In the entries below, identify every line with the string "pedroalfonsoo" and copy it.

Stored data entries
§ §

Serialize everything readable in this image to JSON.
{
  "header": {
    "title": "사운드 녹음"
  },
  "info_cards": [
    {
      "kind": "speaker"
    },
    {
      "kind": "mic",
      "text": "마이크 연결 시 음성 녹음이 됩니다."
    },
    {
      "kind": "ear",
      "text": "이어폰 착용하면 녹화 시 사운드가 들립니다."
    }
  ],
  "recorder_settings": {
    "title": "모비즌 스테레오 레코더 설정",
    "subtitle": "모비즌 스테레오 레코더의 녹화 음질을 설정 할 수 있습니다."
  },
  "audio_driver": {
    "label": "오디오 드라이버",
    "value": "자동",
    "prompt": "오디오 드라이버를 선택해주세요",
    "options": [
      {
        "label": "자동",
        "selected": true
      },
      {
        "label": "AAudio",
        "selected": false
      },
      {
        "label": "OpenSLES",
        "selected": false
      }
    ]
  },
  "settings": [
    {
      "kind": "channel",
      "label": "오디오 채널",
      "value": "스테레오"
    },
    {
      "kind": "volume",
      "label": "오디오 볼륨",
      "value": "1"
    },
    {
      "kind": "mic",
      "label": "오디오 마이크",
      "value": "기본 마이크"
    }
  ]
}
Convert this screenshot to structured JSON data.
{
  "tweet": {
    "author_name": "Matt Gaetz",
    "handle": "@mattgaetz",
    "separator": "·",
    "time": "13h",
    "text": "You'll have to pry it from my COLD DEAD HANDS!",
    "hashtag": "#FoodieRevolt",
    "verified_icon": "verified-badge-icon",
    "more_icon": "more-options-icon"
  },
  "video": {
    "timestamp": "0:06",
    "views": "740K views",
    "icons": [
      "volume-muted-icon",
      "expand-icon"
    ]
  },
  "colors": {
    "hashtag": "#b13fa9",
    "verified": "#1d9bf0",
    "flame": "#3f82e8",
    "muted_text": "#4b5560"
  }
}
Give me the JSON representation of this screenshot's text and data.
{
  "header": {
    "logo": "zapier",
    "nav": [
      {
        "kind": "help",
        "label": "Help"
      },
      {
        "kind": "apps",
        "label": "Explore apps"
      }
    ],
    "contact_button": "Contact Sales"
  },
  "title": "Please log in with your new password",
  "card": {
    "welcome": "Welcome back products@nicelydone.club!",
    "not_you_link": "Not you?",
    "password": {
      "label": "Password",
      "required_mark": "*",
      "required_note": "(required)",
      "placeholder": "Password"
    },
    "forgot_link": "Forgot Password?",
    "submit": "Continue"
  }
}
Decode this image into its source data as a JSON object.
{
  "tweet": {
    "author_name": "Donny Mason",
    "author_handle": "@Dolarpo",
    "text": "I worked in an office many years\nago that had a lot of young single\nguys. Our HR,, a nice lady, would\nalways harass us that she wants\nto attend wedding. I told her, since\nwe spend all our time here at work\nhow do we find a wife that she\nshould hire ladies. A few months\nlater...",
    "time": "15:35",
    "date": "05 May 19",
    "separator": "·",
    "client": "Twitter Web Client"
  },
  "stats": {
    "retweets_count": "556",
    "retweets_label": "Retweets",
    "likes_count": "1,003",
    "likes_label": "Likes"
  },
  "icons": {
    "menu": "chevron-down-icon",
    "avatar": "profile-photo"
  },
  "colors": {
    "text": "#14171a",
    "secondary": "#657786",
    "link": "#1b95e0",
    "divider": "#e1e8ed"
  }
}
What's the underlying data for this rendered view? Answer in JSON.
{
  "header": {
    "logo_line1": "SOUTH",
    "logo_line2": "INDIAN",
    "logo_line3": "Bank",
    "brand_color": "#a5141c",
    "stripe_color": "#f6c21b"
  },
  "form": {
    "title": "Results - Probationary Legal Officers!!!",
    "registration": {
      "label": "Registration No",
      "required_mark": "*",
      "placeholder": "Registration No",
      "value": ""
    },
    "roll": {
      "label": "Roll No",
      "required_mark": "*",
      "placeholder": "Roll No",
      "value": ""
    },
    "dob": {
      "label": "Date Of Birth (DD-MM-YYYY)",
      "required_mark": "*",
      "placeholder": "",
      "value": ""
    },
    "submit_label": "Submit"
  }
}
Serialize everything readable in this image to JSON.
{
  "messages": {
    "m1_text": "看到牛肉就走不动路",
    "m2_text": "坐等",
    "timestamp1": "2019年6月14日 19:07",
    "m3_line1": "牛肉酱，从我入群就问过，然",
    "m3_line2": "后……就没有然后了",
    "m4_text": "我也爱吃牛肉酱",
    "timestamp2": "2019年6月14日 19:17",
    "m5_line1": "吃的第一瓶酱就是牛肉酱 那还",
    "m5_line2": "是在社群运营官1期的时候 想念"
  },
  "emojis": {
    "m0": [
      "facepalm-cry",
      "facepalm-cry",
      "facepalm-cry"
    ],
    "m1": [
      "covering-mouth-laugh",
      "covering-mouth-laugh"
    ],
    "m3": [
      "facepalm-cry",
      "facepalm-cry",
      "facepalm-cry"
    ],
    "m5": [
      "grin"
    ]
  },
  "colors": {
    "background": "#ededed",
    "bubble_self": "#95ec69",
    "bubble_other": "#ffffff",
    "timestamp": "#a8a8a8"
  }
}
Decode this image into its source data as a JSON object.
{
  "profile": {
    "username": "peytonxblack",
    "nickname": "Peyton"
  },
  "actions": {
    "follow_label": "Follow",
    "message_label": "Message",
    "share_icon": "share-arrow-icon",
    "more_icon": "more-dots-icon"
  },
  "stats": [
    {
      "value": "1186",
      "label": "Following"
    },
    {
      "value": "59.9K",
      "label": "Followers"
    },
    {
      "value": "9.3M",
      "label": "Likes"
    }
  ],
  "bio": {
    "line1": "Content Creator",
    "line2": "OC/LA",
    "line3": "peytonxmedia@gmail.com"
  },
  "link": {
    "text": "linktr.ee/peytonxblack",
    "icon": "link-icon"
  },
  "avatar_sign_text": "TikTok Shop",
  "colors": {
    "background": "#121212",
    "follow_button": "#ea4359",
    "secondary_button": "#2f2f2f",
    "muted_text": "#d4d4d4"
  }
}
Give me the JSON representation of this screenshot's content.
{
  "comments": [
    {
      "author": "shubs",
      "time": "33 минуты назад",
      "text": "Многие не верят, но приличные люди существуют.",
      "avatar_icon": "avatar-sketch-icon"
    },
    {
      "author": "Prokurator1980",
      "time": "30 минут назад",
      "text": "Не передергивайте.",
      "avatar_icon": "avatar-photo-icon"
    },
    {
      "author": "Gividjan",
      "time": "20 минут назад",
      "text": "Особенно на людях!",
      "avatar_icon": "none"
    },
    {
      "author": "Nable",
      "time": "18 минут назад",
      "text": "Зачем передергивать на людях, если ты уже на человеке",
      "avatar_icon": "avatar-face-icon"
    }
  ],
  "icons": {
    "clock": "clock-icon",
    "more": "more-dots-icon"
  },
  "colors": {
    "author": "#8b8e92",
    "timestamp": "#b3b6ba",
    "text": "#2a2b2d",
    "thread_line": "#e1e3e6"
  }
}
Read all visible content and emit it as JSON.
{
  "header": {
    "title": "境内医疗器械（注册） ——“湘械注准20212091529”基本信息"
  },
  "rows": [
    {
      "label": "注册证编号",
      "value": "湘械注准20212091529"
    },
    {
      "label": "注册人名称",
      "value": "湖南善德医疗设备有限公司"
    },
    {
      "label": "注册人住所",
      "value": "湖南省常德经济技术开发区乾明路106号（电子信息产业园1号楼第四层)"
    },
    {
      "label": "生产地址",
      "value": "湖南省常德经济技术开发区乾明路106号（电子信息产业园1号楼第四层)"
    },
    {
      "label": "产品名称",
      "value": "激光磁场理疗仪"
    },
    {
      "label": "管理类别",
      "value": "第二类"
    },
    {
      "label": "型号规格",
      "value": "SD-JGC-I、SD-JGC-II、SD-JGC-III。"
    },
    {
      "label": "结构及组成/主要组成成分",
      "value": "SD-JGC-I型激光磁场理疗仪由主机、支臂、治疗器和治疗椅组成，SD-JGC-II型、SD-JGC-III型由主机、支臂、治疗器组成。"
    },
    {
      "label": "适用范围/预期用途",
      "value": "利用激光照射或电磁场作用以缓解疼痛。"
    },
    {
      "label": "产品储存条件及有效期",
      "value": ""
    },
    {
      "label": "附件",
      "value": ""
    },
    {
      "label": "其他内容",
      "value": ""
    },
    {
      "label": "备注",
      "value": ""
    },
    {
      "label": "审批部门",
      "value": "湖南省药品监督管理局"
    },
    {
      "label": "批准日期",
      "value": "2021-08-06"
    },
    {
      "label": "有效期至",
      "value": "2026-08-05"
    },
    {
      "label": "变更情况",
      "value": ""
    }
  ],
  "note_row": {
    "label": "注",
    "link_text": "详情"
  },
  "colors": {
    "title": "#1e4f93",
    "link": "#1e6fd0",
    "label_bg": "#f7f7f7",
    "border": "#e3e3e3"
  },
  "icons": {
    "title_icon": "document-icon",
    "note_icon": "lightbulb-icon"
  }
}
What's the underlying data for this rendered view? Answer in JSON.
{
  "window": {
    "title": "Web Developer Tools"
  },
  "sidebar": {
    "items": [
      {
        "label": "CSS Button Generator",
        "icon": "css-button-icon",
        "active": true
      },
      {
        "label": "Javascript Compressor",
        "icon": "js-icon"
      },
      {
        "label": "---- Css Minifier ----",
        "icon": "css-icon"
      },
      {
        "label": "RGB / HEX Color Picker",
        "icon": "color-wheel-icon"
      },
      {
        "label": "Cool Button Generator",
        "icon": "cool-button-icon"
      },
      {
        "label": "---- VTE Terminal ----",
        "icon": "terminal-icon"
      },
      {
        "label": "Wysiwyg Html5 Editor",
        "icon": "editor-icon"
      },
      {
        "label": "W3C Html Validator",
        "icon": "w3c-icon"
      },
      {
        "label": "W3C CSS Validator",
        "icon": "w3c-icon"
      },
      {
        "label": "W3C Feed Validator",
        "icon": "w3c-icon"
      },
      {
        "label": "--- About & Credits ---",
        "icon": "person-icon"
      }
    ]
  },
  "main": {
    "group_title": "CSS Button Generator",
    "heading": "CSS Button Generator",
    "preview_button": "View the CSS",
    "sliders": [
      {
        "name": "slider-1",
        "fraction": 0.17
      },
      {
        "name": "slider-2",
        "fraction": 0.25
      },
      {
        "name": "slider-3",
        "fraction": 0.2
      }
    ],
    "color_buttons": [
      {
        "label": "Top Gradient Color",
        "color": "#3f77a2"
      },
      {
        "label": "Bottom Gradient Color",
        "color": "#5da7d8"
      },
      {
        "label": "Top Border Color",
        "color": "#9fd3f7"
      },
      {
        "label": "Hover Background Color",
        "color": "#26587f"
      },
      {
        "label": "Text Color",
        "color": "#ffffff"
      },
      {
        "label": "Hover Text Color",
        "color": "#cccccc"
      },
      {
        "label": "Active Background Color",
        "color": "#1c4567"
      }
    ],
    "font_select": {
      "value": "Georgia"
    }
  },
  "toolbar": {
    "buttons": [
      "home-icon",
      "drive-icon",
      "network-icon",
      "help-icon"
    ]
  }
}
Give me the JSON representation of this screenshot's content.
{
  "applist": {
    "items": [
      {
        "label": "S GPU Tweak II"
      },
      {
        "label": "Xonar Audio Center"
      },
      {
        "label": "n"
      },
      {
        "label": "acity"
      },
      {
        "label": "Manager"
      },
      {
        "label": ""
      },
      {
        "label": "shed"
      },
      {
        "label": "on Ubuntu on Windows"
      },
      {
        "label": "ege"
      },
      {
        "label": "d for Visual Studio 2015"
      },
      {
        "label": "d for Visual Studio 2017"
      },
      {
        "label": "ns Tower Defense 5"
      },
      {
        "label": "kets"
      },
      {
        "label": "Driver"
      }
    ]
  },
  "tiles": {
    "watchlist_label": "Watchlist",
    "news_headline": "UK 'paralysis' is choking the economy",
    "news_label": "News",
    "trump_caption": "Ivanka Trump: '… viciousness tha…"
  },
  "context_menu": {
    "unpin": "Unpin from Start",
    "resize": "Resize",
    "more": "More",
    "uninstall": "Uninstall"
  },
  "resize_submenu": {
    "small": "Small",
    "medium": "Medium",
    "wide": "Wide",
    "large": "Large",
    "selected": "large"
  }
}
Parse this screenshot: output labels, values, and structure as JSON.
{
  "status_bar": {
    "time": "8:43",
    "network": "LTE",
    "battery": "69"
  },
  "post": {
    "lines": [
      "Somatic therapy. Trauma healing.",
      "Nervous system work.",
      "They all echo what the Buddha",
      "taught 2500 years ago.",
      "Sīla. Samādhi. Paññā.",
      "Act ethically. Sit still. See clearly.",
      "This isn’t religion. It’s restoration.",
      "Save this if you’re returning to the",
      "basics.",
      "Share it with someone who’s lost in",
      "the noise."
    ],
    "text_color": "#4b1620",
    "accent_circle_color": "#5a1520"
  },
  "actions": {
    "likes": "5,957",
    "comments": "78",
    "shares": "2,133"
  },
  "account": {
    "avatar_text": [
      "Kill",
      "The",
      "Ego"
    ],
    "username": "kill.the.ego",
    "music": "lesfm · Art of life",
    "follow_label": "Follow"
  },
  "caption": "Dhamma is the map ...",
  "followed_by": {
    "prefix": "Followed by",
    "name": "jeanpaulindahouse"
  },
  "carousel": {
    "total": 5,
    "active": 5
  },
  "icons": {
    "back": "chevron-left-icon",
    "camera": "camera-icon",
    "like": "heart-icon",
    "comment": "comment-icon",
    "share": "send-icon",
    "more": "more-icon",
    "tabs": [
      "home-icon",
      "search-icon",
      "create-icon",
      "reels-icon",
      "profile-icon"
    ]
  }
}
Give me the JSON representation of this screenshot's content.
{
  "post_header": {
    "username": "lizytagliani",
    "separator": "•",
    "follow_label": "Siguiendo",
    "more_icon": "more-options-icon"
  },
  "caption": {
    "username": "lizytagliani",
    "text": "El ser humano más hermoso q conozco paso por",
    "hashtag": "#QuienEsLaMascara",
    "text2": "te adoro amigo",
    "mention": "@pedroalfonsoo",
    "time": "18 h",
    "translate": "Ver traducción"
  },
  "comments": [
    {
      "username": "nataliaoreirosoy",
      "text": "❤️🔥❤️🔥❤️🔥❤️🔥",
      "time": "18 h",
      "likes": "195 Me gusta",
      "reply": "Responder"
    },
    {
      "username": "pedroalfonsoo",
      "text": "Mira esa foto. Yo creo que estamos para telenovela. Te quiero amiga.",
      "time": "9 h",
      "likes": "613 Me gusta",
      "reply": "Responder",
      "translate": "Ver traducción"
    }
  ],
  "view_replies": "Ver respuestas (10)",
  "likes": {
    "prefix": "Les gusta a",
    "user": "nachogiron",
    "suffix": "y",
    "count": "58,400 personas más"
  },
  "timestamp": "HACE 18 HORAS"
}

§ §

Answer to the exercise:
    "mention": "@pedroalfonsoo",
      "username": "pedroalfonsoo",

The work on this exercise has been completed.